**Your objective**
Lines with "data": copy each one from the listing below.

**Exercise input**
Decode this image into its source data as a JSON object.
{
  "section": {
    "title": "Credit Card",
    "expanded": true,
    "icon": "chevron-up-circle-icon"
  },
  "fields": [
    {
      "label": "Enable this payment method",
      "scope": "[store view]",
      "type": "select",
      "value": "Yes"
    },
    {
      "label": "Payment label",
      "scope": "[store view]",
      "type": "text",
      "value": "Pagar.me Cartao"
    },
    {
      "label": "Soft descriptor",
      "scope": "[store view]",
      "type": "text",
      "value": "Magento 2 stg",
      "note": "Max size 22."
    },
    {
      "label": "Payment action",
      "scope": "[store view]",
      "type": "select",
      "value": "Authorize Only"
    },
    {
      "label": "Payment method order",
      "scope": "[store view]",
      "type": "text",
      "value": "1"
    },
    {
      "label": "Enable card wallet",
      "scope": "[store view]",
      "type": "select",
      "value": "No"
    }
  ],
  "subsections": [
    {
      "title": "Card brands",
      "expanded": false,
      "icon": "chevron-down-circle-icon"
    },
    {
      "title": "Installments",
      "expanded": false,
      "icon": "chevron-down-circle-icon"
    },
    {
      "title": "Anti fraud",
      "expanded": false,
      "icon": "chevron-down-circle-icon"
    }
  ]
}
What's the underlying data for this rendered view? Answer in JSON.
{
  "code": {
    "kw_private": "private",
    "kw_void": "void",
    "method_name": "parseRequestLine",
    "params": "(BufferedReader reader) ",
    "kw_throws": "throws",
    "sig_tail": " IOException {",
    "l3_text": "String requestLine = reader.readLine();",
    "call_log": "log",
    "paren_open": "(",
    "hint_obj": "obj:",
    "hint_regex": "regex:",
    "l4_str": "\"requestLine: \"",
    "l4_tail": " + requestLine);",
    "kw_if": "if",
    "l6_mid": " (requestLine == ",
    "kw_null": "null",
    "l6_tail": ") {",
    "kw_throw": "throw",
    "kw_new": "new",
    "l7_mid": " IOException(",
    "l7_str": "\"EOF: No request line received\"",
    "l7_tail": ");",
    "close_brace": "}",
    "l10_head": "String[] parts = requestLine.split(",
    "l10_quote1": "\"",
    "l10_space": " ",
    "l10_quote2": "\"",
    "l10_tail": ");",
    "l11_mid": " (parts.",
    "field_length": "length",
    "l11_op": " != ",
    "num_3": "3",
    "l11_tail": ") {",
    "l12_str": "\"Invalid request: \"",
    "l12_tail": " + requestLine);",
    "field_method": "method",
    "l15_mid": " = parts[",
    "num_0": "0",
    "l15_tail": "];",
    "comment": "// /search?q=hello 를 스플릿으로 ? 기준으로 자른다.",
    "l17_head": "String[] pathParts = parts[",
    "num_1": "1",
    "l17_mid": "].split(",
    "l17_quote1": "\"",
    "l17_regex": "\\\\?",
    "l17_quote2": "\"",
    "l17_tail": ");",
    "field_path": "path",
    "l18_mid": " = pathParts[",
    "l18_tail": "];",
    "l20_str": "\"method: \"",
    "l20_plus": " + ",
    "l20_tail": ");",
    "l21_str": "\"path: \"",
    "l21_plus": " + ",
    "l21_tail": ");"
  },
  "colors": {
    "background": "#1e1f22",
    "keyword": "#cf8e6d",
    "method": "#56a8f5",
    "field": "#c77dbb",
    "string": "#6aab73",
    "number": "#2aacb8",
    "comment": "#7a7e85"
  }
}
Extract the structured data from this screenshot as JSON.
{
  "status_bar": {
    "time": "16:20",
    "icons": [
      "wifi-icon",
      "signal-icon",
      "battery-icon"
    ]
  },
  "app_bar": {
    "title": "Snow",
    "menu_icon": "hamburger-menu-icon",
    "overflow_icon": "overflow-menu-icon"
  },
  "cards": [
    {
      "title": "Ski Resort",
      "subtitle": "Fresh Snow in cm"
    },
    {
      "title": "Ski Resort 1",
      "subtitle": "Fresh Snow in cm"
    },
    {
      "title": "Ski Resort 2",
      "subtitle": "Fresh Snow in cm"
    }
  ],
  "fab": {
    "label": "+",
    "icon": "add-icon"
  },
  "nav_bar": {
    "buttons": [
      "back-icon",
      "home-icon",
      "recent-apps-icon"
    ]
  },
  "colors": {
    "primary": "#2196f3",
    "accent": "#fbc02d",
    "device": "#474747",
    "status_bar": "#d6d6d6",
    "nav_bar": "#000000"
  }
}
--
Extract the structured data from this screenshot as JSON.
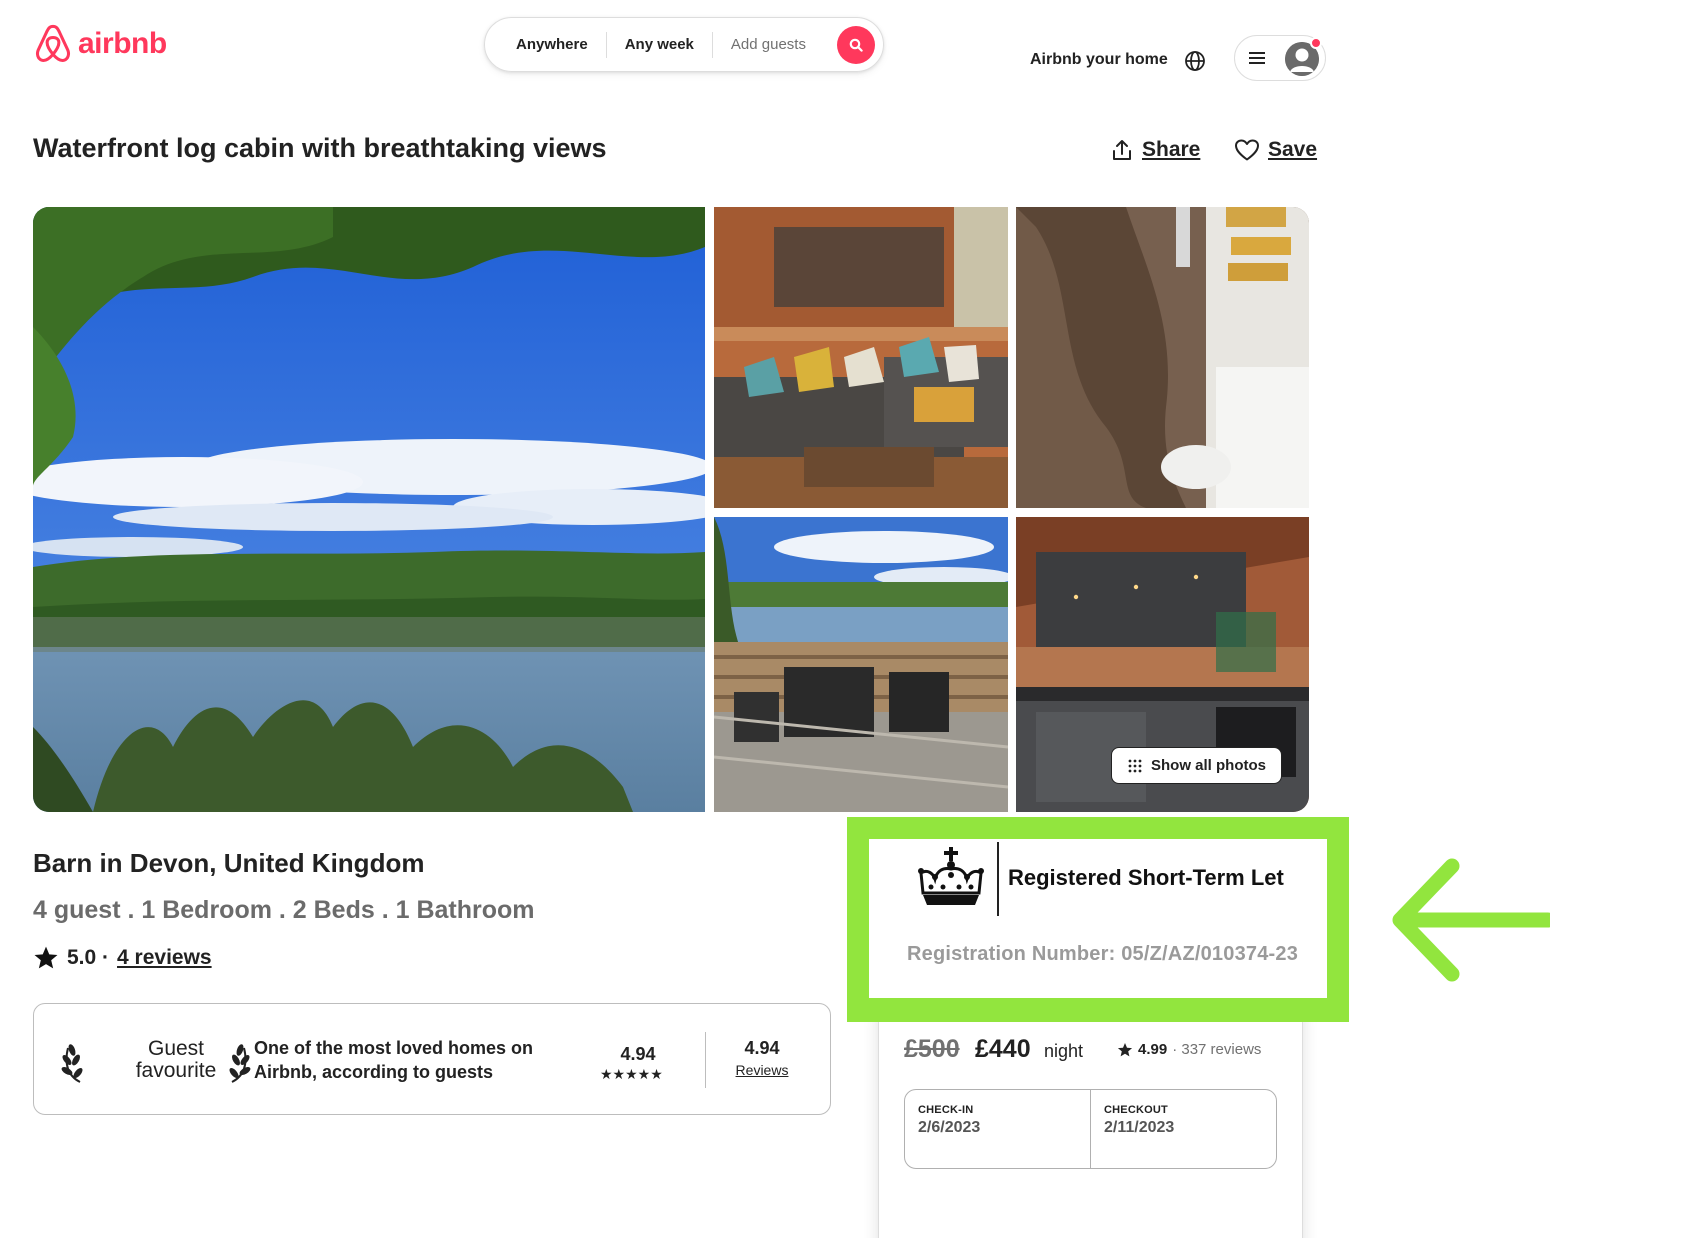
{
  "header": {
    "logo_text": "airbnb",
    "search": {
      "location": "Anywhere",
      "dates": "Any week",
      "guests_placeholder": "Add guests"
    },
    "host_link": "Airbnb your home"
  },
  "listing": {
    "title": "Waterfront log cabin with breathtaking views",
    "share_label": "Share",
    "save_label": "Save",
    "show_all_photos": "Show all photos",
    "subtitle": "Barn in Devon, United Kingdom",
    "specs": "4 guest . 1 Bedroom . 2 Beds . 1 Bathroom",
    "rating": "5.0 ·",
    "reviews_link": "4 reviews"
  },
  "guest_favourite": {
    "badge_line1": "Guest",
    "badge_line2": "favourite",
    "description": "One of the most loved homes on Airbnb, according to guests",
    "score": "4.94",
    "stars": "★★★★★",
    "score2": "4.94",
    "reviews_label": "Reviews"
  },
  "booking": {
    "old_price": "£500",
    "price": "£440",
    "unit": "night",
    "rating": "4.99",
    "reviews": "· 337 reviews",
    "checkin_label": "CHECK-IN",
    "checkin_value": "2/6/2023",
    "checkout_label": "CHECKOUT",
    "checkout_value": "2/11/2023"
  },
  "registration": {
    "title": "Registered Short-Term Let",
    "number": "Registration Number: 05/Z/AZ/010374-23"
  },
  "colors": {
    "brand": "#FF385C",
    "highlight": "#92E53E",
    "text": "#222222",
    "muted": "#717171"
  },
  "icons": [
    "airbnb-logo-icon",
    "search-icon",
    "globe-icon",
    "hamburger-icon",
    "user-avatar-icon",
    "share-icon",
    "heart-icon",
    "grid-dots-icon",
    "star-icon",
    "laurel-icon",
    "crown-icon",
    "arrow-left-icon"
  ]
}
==
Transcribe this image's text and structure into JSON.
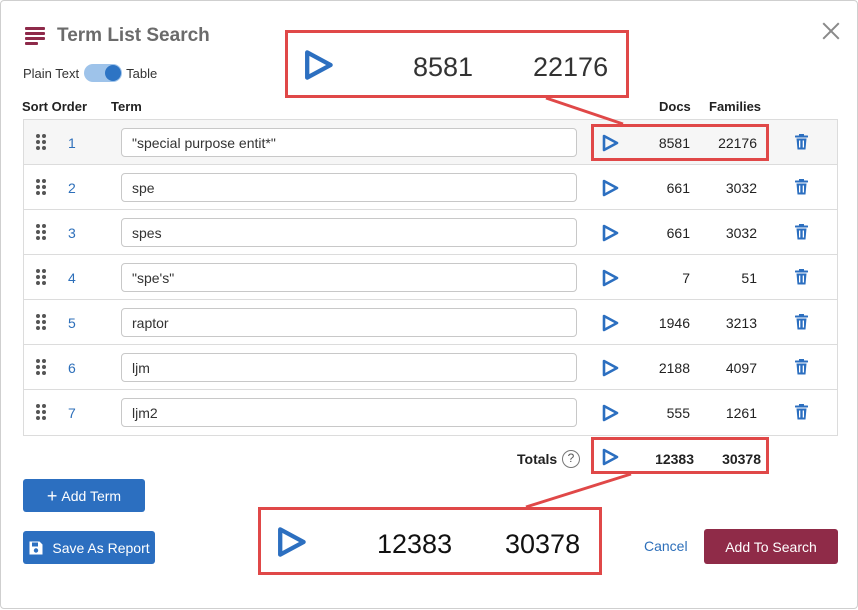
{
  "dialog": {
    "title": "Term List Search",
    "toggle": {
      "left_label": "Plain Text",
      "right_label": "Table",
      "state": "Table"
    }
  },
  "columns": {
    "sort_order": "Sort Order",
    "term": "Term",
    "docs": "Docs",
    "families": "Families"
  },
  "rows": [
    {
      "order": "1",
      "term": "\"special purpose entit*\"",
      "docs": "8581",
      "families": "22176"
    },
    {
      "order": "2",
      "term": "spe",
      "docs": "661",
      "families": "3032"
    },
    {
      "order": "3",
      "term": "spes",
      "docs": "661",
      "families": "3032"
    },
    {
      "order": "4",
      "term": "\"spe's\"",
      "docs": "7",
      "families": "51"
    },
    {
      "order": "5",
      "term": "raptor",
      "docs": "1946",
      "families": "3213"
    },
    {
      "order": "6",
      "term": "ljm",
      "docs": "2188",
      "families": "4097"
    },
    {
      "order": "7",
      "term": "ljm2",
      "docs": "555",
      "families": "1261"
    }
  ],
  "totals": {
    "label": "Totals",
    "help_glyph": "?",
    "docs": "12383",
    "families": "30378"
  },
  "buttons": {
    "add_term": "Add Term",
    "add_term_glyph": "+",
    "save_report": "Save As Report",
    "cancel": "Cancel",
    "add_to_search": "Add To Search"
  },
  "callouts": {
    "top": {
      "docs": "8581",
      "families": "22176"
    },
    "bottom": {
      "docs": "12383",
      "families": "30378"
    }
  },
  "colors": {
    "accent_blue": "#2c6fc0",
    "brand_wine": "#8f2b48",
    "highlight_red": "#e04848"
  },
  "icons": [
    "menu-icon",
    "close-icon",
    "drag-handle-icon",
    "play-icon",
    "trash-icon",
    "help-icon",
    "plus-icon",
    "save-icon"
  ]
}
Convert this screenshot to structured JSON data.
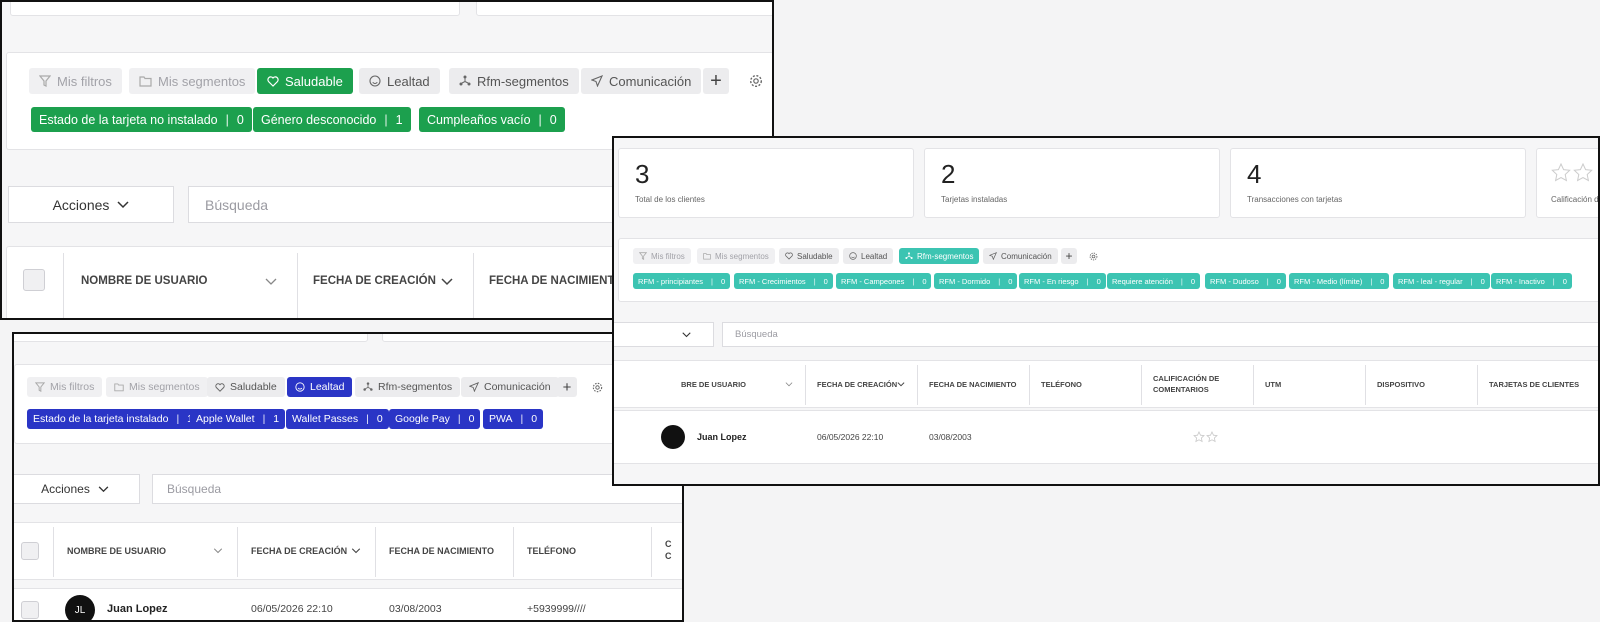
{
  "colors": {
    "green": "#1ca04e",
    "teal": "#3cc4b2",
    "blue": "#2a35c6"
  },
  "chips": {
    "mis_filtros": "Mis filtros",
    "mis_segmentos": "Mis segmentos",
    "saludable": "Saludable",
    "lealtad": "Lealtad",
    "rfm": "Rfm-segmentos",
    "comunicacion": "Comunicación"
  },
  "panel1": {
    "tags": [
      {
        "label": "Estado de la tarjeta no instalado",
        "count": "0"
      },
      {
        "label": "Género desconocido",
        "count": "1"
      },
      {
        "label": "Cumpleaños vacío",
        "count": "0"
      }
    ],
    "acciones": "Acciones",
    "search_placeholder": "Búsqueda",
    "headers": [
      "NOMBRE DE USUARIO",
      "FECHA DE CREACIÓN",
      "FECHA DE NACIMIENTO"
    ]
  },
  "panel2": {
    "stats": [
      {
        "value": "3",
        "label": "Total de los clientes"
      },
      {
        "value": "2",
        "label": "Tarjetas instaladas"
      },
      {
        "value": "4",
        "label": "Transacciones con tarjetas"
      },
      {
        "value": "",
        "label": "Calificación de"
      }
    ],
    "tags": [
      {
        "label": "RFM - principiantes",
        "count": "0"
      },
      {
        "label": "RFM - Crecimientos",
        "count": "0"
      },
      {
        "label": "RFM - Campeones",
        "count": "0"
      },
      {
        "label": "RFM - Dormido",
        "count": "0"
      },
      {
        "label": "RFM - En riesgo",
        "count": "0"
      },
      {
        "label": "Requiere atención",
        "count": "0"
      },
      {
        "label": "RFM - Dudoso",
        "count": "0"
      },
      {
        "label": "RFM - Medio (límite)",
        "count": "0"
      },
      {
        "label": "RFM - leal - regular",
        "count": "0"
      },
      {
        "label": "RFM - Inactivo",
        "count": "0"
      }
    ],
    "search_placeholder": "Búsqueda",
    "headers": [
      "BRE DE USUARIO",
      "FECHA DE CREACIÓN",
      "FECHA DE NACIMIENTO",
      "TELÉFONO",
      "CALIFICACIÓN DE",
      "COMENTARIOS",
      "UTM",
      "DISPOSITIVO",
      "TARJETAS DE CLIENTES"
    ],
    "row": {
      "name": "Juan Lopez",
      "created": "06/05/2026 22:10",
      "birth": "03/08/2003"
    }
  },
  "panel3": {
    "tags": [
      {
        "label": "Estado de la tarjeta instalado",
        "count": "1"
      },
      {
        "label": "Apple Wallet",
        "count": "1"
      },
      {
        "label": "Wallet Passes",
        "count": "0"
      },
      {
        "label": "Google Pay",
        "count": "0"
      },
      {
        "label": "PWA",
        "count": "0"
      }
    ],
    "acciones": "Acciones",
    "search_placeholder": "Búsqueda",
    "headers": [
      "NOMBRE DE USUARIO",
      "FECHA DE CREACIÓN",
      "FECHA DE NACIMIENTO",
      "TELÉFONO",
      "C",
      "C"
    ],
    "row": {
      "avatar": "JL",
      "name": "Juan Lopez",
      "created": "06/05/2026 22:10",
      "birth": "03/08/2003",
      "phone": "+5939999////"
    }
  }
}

**Exercise result**
Decode this image into its source data as a JSON object.
What's the underlying data for this rendered view? Answer in JSON.
Extract the structured data from this screenshot as JSON.
Extract the structured data from this screenshot as JSON.
Convert this screenshot to structured JSON data.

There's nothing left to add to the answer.